This way, there are the same amount of fractions being rounded to zero, while in the "Round half away from zero" method, both
-0.5 are not rounded to zero, making zero an exception to all other numbers.
Math ≠ maths
So it turns out that the
Math.Round method does not even support the actual rounding method that is commonly used in maths.
When I first discovered this, I was quite disappointed. After all, even with the good reasons that were provided, the library is still called
Math. It does seem to communicate a certain intent.
But writing this article did make me think: before looking into it, I was not even aware there were so many rounding methods. Each with its own pros and cons. Each with its own consequences. If I didn't know about all these methods, I certainly did not know about those consequences. So maybe it is not such a bad thing that someone else did this for me, and made the appropriate "default" decision.
After all, if the consequences of your rounding are that critical to your code, I do hope that you don't make the assumptions I did, or at least discover they were wrong with some good old fashion tests.
Even though this subject isn't really brain surgery (or rocket science for that matter), I do hope you learned something new, or at least enjoyed the read.
In the end, I think this is a good reminder of how complex even the seemingly simple things we use every day can be. And there is probably a lesson about assumptions in here as well. ;)
After discussing this subject with others, I got curious how other languages handle the mid point values. I was happily surprised that almost every language did have this subject covered. However, there are a lot of differences between languages.
To hopefully help someone in the future, I have mapped the rounding methods in a table. X's in bold are default implementations, other X's are optional parameters or separate methods.
In an attempt to not clutter the references list, the language names in the table link to the documentation I used.
Without further ado, the big "programming language/rounding method table":
* The table references Python 3.7 but Python 2 actually has a different round implementation. It will round half away form zero.
** The mode keywords in Ruby are
:up for "round half away from zero" and
:down for "round half towards zero", making them quite confusing in my opinion.
As I have no experience with most of these languages, feel free to point out any mistakes. I will correct the table accordingly.
- https://www.mathsisfun.com/numbers/rounding-methods.html (not sure about the reliability of this reference, but I couldn't find a lot about rounding methods in maths)
- 23-12-2018 - Version 1
- 23-12-2018 - Version 1.1
- 24-12-2018 - Version 1.2
- 26-12-2018 - Version 1.3
- 05-01-2018 - Version 2.0
Enthusiastic Senior Software Engineer.
Experience working in a multinational and multidisciplinary environment with involvement in all stages of the software development process. Supportive and reliable team player with a strong aim towards software quality and customer satisfaction. Fast and eager learner.

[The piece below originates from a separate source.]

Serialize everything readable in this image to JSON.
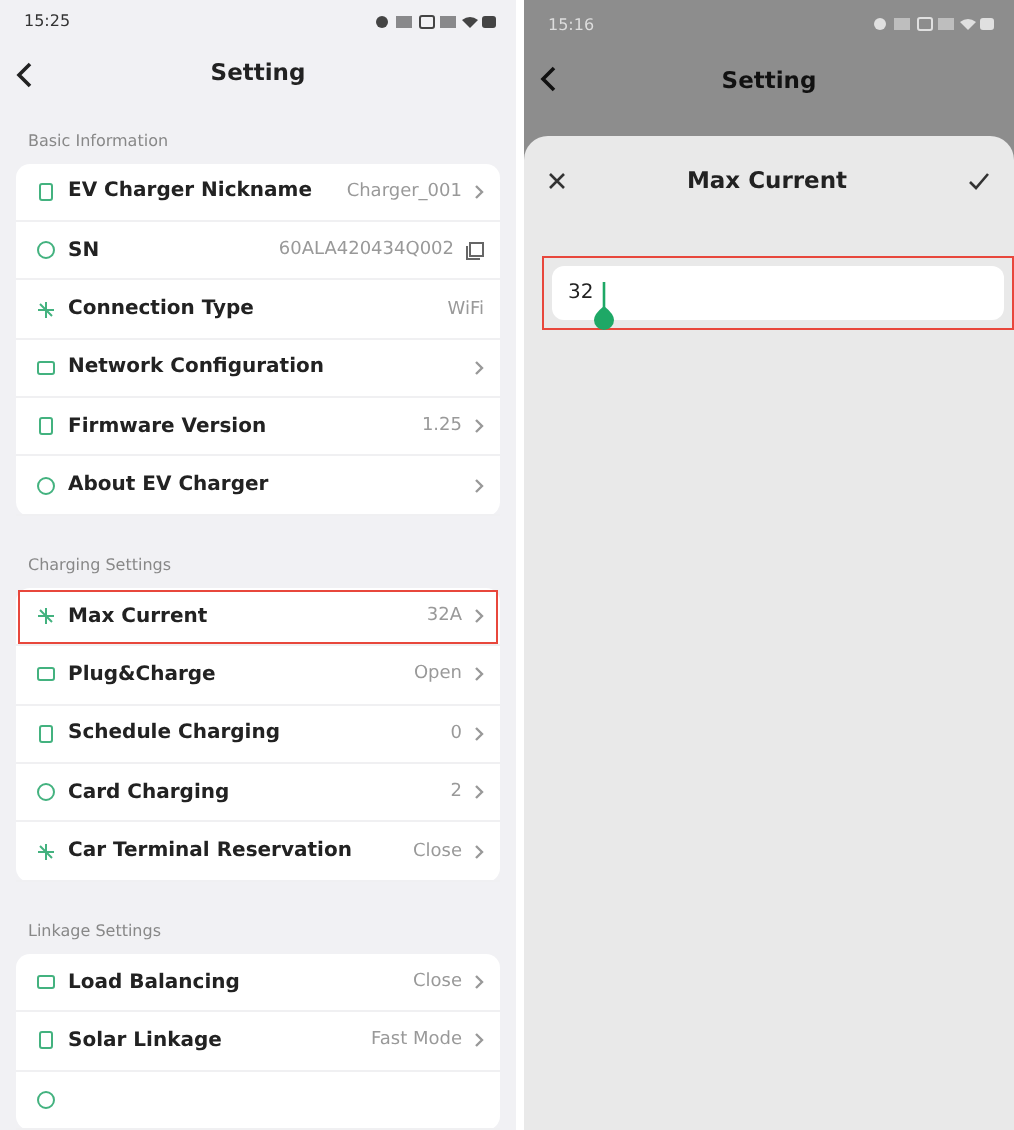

His passion for programming can be traced back to his pre-professional days. Where, even as an elementary school student he could be found on the computer creating computer games. The reason? There is just no feeling like being able to think something up, create it, and then see others enjoy it.
Outside the office, he's a contributor to the Code Project and there is always a project he's working on. When he's not coding he likes to make and edit video’s, can discuss theoretical physics for hours and if you challenge him to a board game, he won’t say no. He can also frequently be found in the gym and travels when he can.